Early November 2011 saw a major field visit from the Born Free Sri Lanka team to the Elephant Resistant Crop (ERC) project in Rathambalagama. This was an opportunity to not only assess the project progress on the ground, but also to hold a workshop for the participants and distribute seedlings for the next season. Additionally, the team visited Rathambalagama School which Born Free supports, one of the most in-need schools along the northern boundary of the Udawalawe National Park.
Born Free Country Assistant Dileepa Wattegama reports:
Elephant Resistant Crop (ERC) project
“On the afternoon of 5th November we visited the farmers to evaluate their success in the last season. We saw both success and the failed stories. Some farmers had invested a lot of time and labour to protect their cultivation in the dry season and they got a good harvest at the end. All the farmers were invited to participate in the workshop next day and to collect their share of planting materials for the new season. We purchased the necessary turmeric rootstock from one the farmers who had achieved a successful harvest in his first season. Naturally he was delighted – it cost him nothing but some modest labour to earn this money!
The farmer meeting on the 6th was the next main activity of the field visit. We started at 9.00am at Rathambalagama School. Nirmala (the Project Supervisor) led a detailed discussion about the first phase to evaluate the successes and failures – including the effects of the unpredictable climate. Then we moved on to the second phase. The farmers were given their personal record folders and trained on how to maintain crop/farming records along with the incidents of elephant raids.
There was then a discussion session on environmentally healthy farming practices, in particular the use of organic fertilizers and pesticides as against commercially available, synthetic products. The local Ayurvedic doctor pointed out the medical benefits of using organic treatments and volunteered to promote the ERCs. He also announced that his Department is ready to purchase clean ERC products for the production of indigenous medicine. This was a good motivation for farmers at the meeting and a great market opportunity for the crops that they cultivate.
After the meeting we started distributing the ERC seeds and saplings. Thirty farmers between them received 27kg of turmeric rootstocks, 1,400 black pepper seedlings and 390 betel seedlings.”

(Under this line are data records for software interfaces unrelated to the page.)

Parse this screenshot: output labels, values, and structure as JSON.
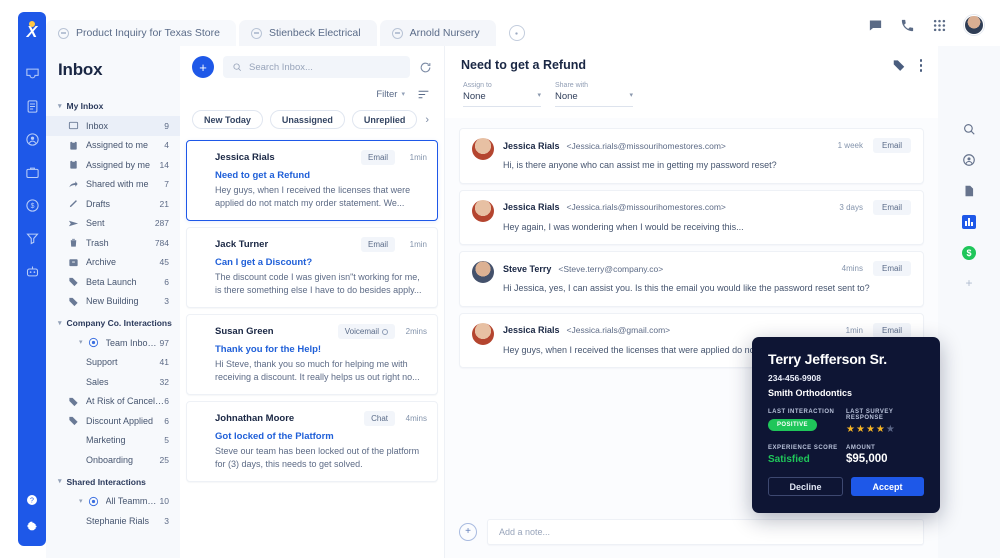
{
  "tabs": [
    {
      "label": "Product Inquiry for Texas Store",
      "active": true
    },
    {
      "label": "Stienbeck Electrical",
      "active": false
    },
    {
      "label": "Arnold Nursery",
      "active": false
    }
  ],
  "sidebar": {
    "title": "Inbox",
    "groups": [
      {
        "label": "My Inbox",
        "items": [
          {
            "label": "Inbox",
            "count": "9",
            "icon": "inbox-icon",
            "selected": true
          },
          {
            "label": "Assigned to me",
            "count": "4",
            "icon": "assigned-to-icon"
          },
          {
            "label": "Assigned by me",
            "count": "14",
            "icon": "assigned-by-icon"
          },
          {
            "label": "Shared with me",
            "count": "7",
            "icon": "share-icon"
          },
          {
            "label": "Drafts",
            "count": "21",
            "icon": "pencil-icon"
          },
          {
            "label": "Sent",
            "count": "287",
            "icon": "send-icon"
          },
          {
            "label": "Trash",
            "count": "784",
            "icon": "trash-icon"
          },
          {
            "label": "Archive",
            "count": "45",
            "icon": "archive-icon"
          },
          {
            "label": "Beta Launch",
            "count": "6",
            "icon": "tag-icon"
          },
          {
            "label": "New Building",
            "count": "3",
            "icon": "tag-icon"
          }
        ]
      },
      {
        "label": "Company Co. Interactions",
        "items": [
          {
            "label": "Team Inboxes",
            "count": "97",
            "icon": "team-icon",
            "nested": true
          },
          {
            "label": "Support",
            "count": "41",
            "icon": "none",
            "nested2": true
          },
          {
            "label": "Sales",
            "count": "32",
            "icon": "none",
            "nested2": true
          },
          {
            "label": "At Risk of Cancelling",
            "count": "6",
            "icon": "tag-icon"
          },
          {
            "label": "Discount Applied",
            "count": "6",
            "icon": "tag-icon"
          },
          {
            "label": "Marketing",
            "count": "5",
            "icon": "none",
            "nested2": true
          },
          {
            "label": "Onboarding",
            "count": "25",
            "icon": "none",
            "nested2": true
          }
        ]
      },
      {
        "label": "Shared Interactions",
        "items": [
          {
            "label": "All Teammates",
            "count": "10",
            "icon": "team-icon",
            "nested": true
          },
          {
            "label": "Stephanie Rials",
            "count": "3",
            "icon": "none",
            "nested2": true
          }
        ]
      }
    ]
  },
  "list": {
    "search_placeholder": "Search Inbox...",
    "filter_label": "Filter",
    "chips": [
      "New Today",
      "Unassigned",
      "Unreplied"
    ],
    "conversations": [
      {
        "name": "Jessica Rials",
        "channel": "Email",
        "time": "1min",
        "subject": "Need to get a Refund",
        "preview": "Hey guys, when I received the licenses that were applied do not match my order statement. We...",
        "active": true
      },
      {
        "name": "Jack Turner",
        "channel": "Email",
        "time": "1min",
        "subject": "Can I get a Discount?",
        "preview": "The discount code I was given isn\"t working for me, is there something else I have to do besides apply...",
        "active": false
      },
      {
        "name": "Susan Green",
        "channel": "Voicemail",
        "time": "2mins",
        "subject": "Thank you for the Help!",
        "preview": "Hi Steve, thank you so much for helping me with receiving a discount. It really helps us out right no...",
        "active": false,
        "has_dot": true
      },
      {
        "name": "Johnathan Moore",
        "channel": "Chat",
        "time": "4mins",
        "subject": "Got locked of the Platform",
        "preview": "Steve our team has been locked out of the platform for (3) days, this needs to get solved.",
        "active": false
      }
    ]
  },
  "main": {
    "title": "Need to get a Refund",
    "assign_to_label": "Assign to",
    "assign_to_value": "None",
    "share_with_label": "Share with",
    "share_with_value": "None",
    "messages": [
      {
        "name": "Jessica Rials",
        "email": "<Jessica.rials@missourihomestores.com>",
        "time": "1 week",
        "channel": "Email",
        "text": "Hi, is there anyone who can assist me in getting my password reset?",
        "avatar": "female"
      },
      {
        "name": "Jessica Rials",
        "email": "<Jessica.rials@missourihomestores.com>",
        "time": "3 days",
        "channel": "Email",
        "text": "Hey again, I was wondering when I would be receiving this...",
        "avatar": "female"
      },
      {
        "name": "Steve Terry",
        "email": "<Steve.terry@company.co>",
        "time": "4mins",
        "channel": "Email",
        "text": "Hi Jessica, yes, I can assist you.  Is this the email you would like the password reset sent to?",
        "avatar": "male"
      },
      {
        "name": "Jessica Rials",
        "email": "<Jessica.rials@gmail.com>",
        "time": "1min",
        "channel": "Email",
        "text": "Hey guys, when I received the licenses that were applied do not match my order statement...",
        "avatar": "female"
      }
    ],
    "note_placeholder": "Add a note..."
  },
  "contact_card": {
    "name": "Terry Jefferson Sr.",
    "phone": "234-456-9908",
    "organization": "Smith Orthodontics",
    "last_interaction_label": "LAST INTERACTION",
    "last_interaction_value": "POSITIVE",
    "last_survey_label": "LAST SURVEY RESPONSE",
    "stars_filled": 4,
    "stars_total": 5,
    "experience_label": "EXPERIENCE SCORE",
    "experience_value": "Satisfied",
    "amount_label": "AMOUNT",
    "amount_value": "$95,000",
    "decline_label": "Decline",
    "accept_label": "Accept"
  },
  "colors": {
    "brand_blue": "#1e58e8",
    "link_blue": "#1f5fd8",
    "card_navy": "#0e1534",
    "green": "#1fc65a",
    "star_gold": "#f5b425"
  }
}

The Born Free Sri Lanka team travelled to Rathambalagama village, near Udawalawe National Park, to visit the local school which Born Free has been supporting for several years. This was an opportunity to check that the constructions we have funded there – the water tower, plumbing system and new toilet blocks – are all still in working order. It was also a chance for the team to discuss recent developments, like our contribution to improving the IT facilities, and future plans, including support for extra IT classes for senior students. The main project currently ongoing at the site is the development of a science laboratory in the current staff room – renovation of an old building to become the new staff room is well underway and the work on the laboratory should begin early in the new year.
Born Free has also been assisting the school Environmental Society and took part in a fun and fascinating bird watching workshop – a very enjoyable day for the enthusiastic participants and a chance for them to learn about and appreciate their beautiful natural surroundings. The students made their own sketches of the birds they observed and the day’s checklist exceeded 35 birds at the end of the session. The team also met with the Director of the Divisional Education Office, to discuss the art competition held in August. Apparently head teachers of the schools which could not take part expressed their sadness, so we will be trying to include them in the event next year.
For more information on Born Free’s work in Sri Lanka, please visit http://www.bornfree.org.uk/campaigns/elephants/campaign-action/sri-lanka-elephants/